[Items listed in a dataset]
#####

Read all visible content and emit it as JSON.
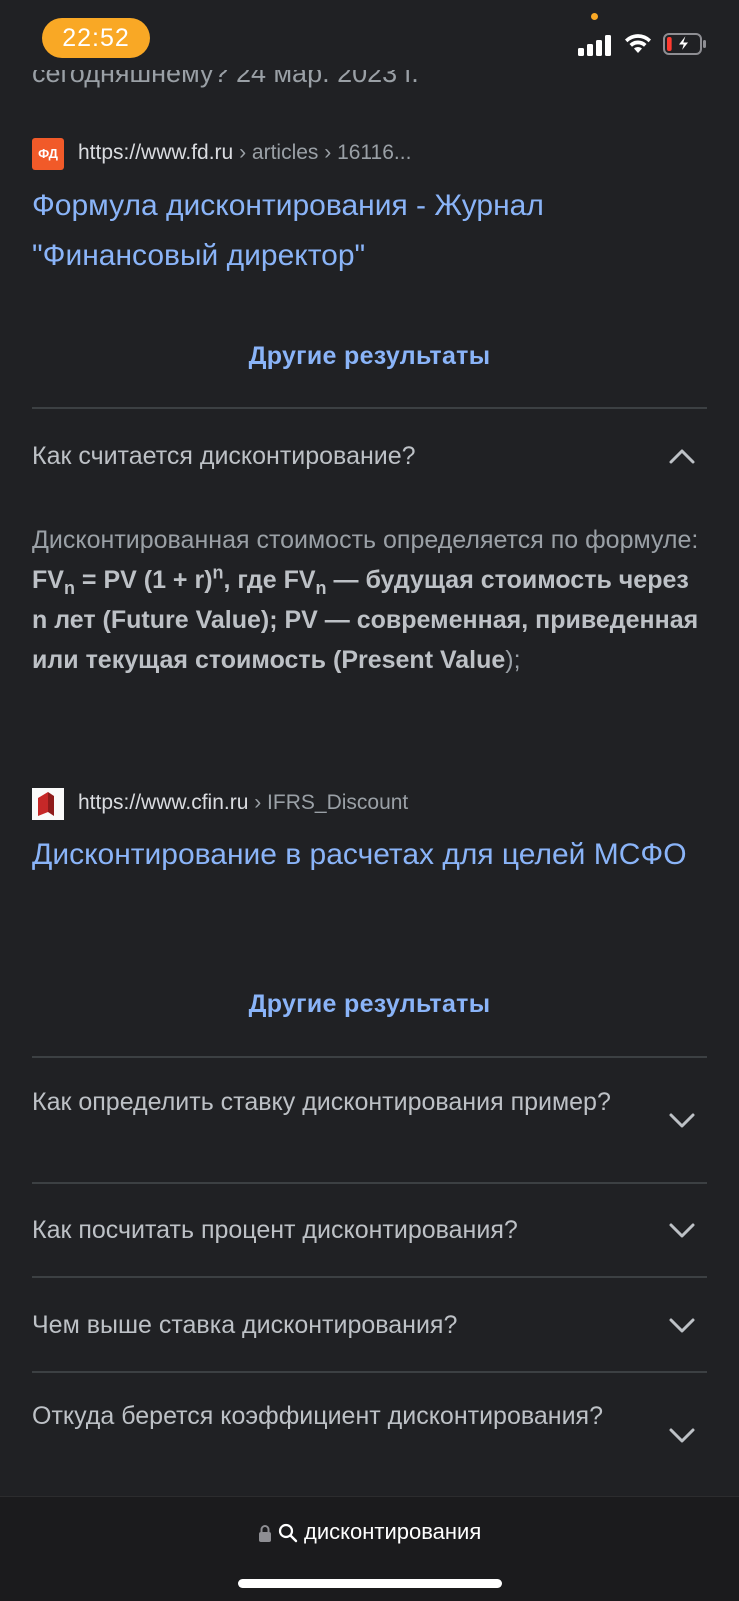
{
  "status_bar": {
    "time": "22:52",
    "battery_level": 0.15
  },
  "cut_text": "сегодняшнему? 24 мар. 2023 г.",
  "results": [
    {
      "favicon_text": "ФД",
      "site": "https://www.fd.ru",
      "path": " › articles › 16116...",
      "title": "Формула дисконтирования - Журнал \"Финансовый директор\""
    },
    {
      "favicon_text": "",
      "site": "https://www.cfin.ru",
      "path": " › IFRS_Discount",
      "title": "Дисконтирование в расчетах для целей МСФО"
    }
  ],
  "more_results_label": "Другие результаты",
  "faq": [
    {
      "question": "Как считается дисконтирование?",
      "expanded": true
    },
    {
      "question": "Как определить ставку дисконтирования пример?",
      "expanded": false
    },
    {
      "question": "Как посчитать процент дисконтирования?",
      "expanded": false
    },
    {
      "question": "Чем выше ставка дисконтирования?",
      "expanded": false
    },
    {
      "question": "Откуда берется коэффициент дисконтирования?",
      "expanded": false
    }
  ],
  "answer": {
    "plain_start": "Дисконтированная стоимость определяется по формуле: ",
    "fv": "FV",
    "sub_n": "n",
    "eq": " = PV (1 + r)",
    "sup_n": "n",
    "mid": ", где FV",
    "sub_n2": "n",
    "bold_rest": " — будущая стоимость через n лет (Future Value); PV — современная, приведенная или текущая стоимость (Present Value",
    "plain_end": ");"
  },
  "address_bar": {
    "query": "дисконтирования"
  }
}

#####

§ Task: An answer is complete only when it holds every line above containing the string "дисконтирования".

§ Finished task:
      "title": "Формула дисконтирования - Журнал \"Финансовый директор\""
      "question": "Как определить ставку дисконтирования пример?",
      "question": "Как посчитать процент дисконтирования?",
      "question": "Чем выше ставка дисконтирования?",
      "question": "Откуда берется коэффициент дисконтирования?",
    "query": "дисконтирования"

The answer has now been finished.